YOUR GOAL:
Which lines of the records below contain the word "value"? Report each of them in full.

= = = = =

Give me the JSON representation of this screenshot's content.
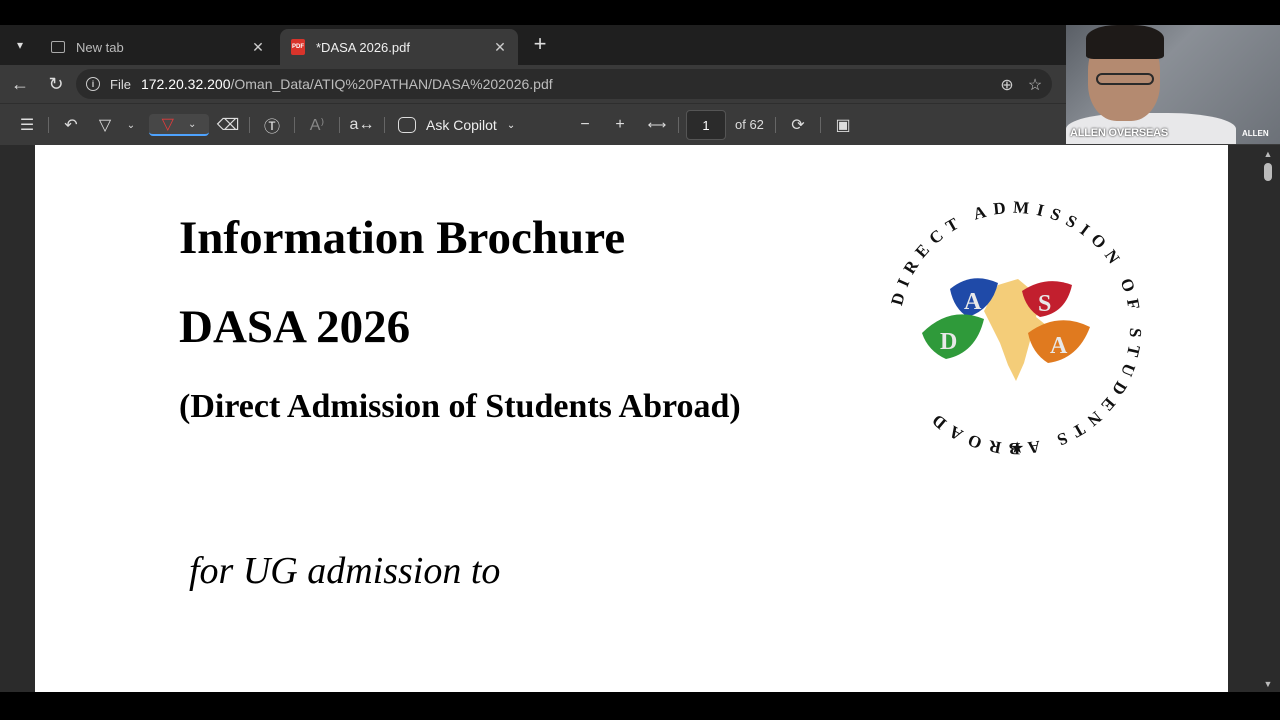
{
  "browser": {
    "tabs": [
      {
        "title": "New tab",
        "icon": "newtab-icon",
        "active": false
      },
      {
        "title": "*DASA 2026.pdf",
        "icon": "pdf-file-icon",
        "active": true
      }
    ],
    "url": {
      "scheme_label": "File",
      "host": "172.20.32.200",
      "path": "/Oman_Data/ATIQ%20PATHAN/DASA%202026.pdf"
    }
  },
  "pdf_toolbar": {
    "copilot_label": "Ask Copilot",
    "page_current": "1",
    "page_total_label": "of 62",
    "icons": [
      "contents-icon",
      "undo-icon",
      "highlight-icon",
      "draw-icon",
      "eraser-icon",
      "text-icon",
      "read-aloud-icon",
      "translate-icon",
      "copilot-icon",
      "zoom-out-icon",
      "zoom-in-icon",
      "fit-width-icon",
      "rotate-icon",
      "page-view-icon"
    ]
  },
  "document": {
    "title": "Information Brochure",
    "subtitle": "DASA 2026",
    "expansion": "(Direct Admission of Students Abroad)",
    "tagline": "for UG admission to",
    "logo_ring_text": "DIRECT ADMISSION OF STUDENTS ABROAD",
    "logo_letters": [
      "D",
      "A",
      "S",
      "A"
    ]
  },
  "webcam": {
    "name_label": "ALLEN OVERSEAS",
    "brand": "ALLEN"
  },
  "colors": {
    "tabstrip": "#1f1f1f",
    "toolbar": "#3a3a3a",
    "viewer_bg": "#2b2b2b",
    "accent": "#4ea3ff",
    "pdf_red": "#d9342b"
  }
}
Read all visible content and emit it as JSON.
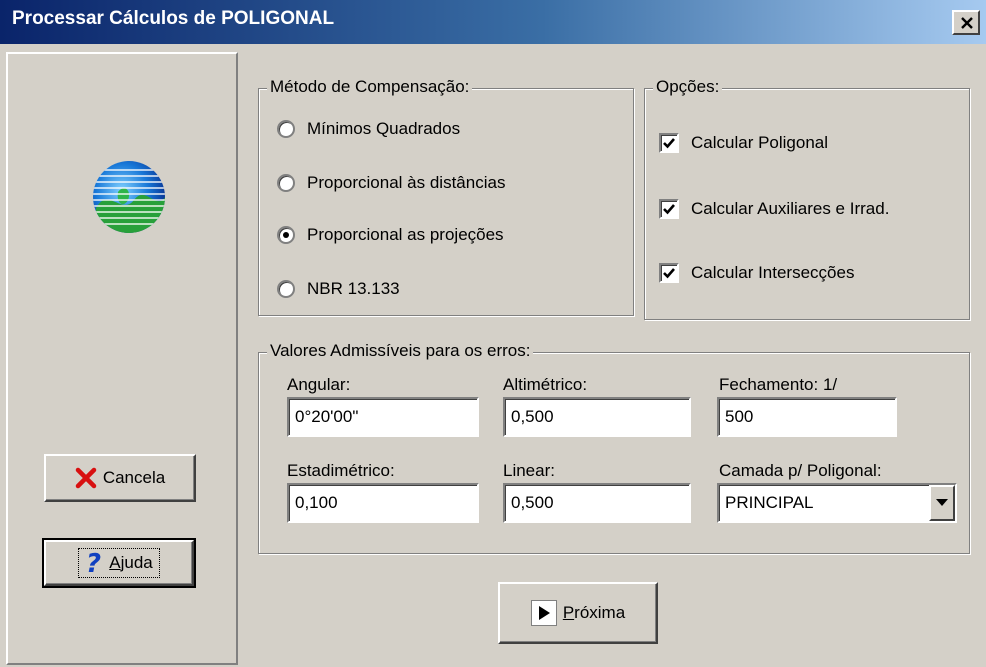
{
  "window": {
    "title": "Processar Cálculos de POLIGONAL",
    "close_label": "×"
  },
  "sidebar": {
    "logo_icon": "globe-logo-icon",
    "cancel_button": {
      "label": "Cancela",
      "icon": "red-x-icon"
    },
    "help_button": {
      "label_prefix": "",
      "label_underlined": "A",
      "label_rest": "juda",
      "icon": "question-mark-icon"
    }
  },
  "compensation": {
    "legend": "Método de Compensação:",
    "options": [
      {
        "label": "Mínimos Quadrados",
        "selected": false
      },
      {
        "label": "Proporcional às distâncias",
        "selected": false
      },
      {
        "label": "Proporcional as projeções",
        "selected": true
      },
      {
        "label": "NBR 13.133",
        "selected": false
      }
    ]
  },
  "options": {
    "legend": "Opções:",
    "items": [
      {
        "label": "Calcular Poligonal",
        "checked": true
      },
      {
        "label": "Calcular Auxiliares e Irrad.",
        "checked": true
      },
      {
        "label": "Calcular Intersecções",
        "checked": true
      }
    ]
  },
  "errors": {
    "legend": "Valores Admissíveis para os erros:",
    "angular": {
      "label": "Angular:",
      "value": " 0°20'00\""
    },
    "altimetrico": {
      "label": "Altimétrico:",
      "value": "0,500"
    },
    "fechamento": {
      "label": "Fechamento: 1/",
      "value": "500"
    },
    "estadimetrico": {
      "label": "Estadimétrico:",
      "value": "0,100"
    },
    "linear": {
      "label": "Linear:",
      "value": "0,500"
    },
    "camada": {
      "label": "Camada p/ Poligonal:",
      "value": "PRINCIPAL"
    }
  },
  "next_button": {
    "label_underlined": "P",
    "label_rest": "róxima",
    "icon": "play-arrow-icon"
  },
  "colors": {
    "face": "#d4d0c8",
    "title_start": "#0a246a",
    "title_end": "#a6caf0",
    "cancel_x": "#d81010",
    "help_q": "#1040c0"
  }
}
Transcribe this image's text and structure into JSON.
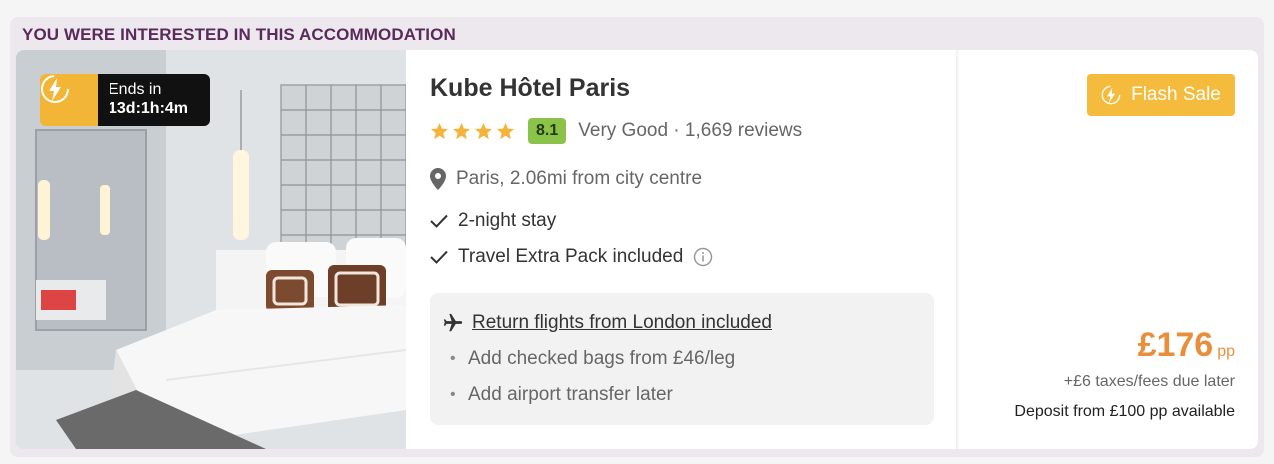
{
  "banner": {
    "text": "YOU WERE INTERESTED IN THIS ACCOMMODATION"
  },
  "timer": {
    "line1": "Ends in",
    "line2": "13d:1h:4m",
    "icon": "flash-bolt-icon"
  },
  "hotel": {
    "name": "Kube Hôtel Paris",
    "stars": 4,
    "score": "8.1",
    "rating_text": "Very Good · 1,669 reviews",
    "location": "Paris, 2.06mi from city centre"
  },
  "features": [
    {
      "label": "2-night stay",
      "icon": "check-icon"
    },
    {
      "label": "Travel Extra Pack included",
      "icon": "check-icon"
    }
  ],
  "flights": {
    "main": "Return flights from London included",
    "extras": [
      "Add checked bags from £46/leg",
      "Add airport transfer later"
    ]
  },
  "pricing": {
    "badge": "Flash Sale",
    "amount": "£176",
    "unit": "pp",
    "taxes": "+£6 taxes/fees due later",
    "deposit": "Deposit from £100 pp available"
  },
  "colors": {
    "banner_text": "#5a2a5a",
    "accent": "#f4bb3c",
    "price": "#e98f3b",
    "score_bg": "#8bc34a"
  }
}
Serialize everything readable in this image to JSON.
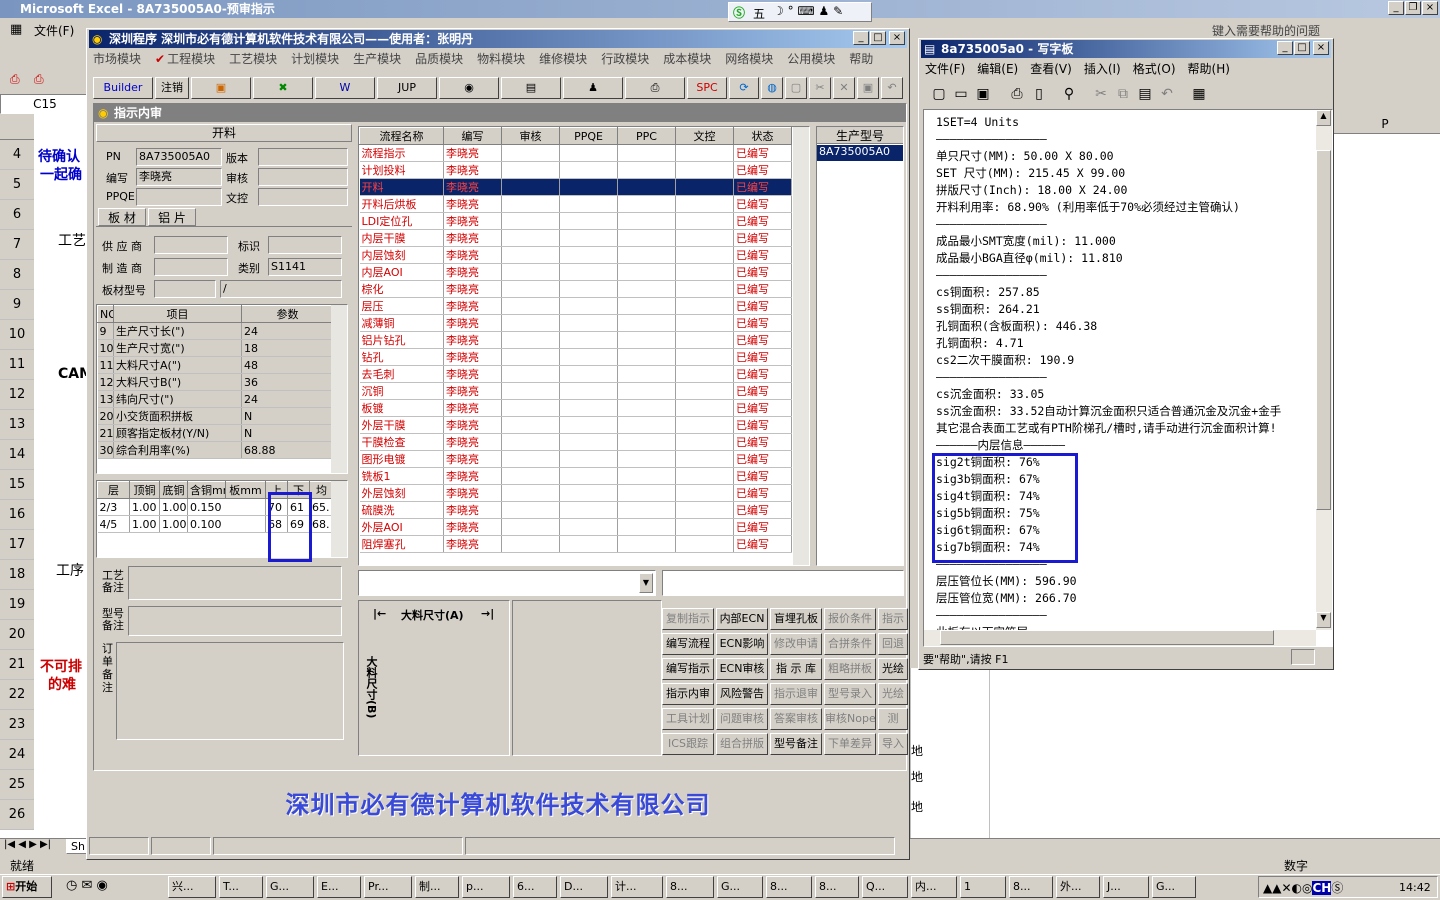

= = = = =

RESULT BELOW:
      "value": " 0°20'00\""
      "value": "0,500"
      "value": "500"
      "value": "0,100"
      "value": "0,500"
      "value": "PRINCIPAL"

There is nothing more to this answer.